Rep. Neal and the Coalition contend that current U.S. tax law allows U.S.-domiciled insurers and reinsurers to avoid paying tax on underwriting and investment income earned on U.S. risks by ceding premiums on such risks to affiliated reinsurers domiciled in foreign jurisdictions. This is because the tax code allows deductions for all reinsurance premiums paid to these affiliated reinsurers, and therefore, reduces the insurer’s U.S. taxable income. The affiliated reinsurers do not pay U.S. taxes on the investment income generated on loss reserves or profits earned from underwriting activities. Rep. Neal and the Coalition contend that this alleged tax advantage is especially significant in “long-tail” lines of business where reserves are held for extended periods of time.
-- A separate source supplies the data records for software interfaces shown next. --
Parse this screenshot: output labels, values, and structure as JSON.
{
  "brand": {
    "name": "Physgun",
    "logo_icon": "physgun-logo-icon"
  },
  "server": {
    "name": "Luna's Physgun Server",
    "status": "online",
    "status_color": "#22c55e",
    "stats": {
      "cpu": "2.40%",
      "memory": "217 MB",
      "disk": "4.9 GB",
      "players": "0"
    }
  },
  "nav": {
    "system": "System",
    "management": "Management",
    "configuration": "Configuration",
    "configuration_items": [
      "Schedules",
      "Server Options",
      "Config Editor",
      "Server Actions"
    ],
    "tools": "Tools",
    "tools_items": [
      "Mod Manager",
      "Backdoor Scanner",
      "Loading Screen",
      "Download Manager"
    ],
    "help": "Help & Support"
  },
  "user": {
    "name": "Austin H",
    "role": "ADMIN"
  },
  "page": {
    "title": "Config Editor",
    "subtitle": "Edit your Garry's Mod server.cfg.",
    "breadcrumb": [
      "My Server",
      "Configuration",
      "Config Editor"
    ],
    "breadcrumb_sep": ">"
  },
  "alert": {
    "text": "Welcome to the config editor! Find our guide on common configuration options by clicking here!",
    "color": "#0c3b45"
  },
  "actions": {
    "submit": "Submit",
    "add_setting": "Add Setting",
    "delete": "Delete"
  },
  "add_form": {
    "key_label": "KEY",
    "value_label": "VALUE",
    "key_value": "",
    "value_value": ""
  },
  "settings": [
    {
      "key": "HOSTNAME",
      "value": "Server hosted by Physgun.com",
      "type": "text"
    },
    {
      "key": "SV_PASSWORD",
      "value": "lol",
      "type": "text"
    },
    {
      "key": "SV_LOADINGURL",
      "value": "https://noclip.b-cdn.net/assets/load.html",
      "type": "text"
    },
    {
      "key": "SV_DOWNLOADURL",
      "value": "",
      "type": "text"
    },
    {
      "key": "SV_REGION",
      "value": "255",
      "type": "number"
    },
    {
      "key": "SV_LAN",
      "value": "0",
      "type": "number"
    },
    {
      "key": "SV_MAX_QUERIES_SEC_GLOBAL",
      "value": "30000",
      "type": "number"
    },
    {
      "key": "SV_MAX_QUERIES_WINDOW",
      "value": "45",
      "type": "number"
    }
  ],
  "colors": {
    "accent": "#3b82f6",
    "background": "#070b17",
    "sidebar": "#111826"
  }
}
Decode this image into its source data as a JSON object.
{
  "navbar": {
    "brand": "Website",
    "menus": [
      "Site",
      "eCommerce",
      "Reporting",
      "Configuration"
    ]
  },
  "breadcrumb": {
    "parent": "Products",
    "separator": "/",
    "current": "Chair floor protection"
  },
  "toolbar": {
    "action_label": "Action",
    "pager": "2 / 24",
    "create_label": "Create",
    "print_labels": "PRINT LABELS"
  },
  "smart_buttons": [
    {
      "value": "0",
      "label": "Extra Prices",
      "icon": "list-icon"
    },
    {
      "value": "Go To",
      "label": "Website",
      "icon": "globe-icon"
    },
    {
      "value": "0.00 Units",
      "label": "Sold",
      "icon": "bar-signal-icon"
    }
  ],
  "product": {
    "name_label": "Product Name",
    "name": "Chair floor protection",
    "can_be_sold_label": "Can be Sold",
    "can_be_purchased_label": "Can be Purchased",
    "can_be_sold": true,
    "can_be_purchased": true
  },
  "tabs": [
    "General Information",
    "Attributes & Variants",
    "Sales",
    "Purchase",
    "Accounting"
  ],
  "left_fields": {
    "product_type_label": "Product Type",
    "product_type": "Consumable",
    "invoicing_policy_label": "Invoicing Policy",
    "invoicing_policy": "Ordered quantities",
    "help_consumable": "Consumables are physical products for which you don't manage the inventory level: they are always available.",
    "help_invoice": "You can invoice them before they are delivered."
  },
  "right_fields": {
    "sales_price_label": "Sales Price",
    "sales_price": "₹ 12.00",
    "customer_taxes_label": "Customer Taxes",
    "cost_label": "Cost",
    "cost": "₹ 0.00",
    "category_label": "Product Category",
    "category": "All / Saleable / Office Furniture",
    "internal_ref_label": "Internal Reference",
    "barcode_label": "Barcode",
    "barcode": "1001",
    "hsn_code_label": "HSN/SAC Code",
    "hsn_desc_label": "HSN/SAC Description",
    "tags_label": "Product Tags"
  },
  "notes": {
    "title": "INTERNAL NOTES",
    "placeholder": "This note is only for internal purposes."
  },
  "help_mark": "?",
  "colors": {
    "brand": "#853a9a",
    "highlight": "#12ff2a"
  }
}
H.R. 6969 seeks to increase U.S. taxes paid by U.S.-domiciled insurers and reinsurers ceding reinsurance premiums to foreign-domiciled affiliates by limiting the amount of reinsurance deductions allowable for premiums ceded in such related-party transactions. In particular, the legislation would disallow deductions for reinsurance premiums ceded to foreign-domiciled affiliates to the extent these cessions exceed the industry average of reinsurance paid to unrelated parties. The U.S. Treasury would be responsible for determining the industry average, by line of business, each calendar year. According to Rep. Neal, by limiting the deduction to the industry average the excess reinsurance premiums paid to affiliated reinsurers will remain in the purview of U.S. taxation and, thus, limit the alleged competitive advantage of foreign insurance group.
In contrast, the Coalition for Competitive Insurance Rates opposes H.R. 6969 or any other proposals aimed at increasing U.S. taxes on U.S.-domiciled insurers ceding reinsurance premiums to foreign-domiciled affiliates. The Coalition for Competitive Insurance states that U.S. affiliates of foreign-domiciled reinsurers are currently subject to U.S. income tax. Additionally, the Internal Revenue Service has enforcement powers to review affiliated insurance transactions. Furthermore, the Coalition for Competitive Insurance contends that H.R. 6969 or any similar legislation will only limit the availability and affordability of insurance.
H.R. 6969 was referred to the House Committee on Ways and Means and is awaiting review.
For a press release of Rep. Neal’s introductory remarks and a technical explanation of H.R. 6969, please click here.
For our previous report on William R. Berkley’s testimony to the Senate Finance Committee on behalf of the Coalition, please click here.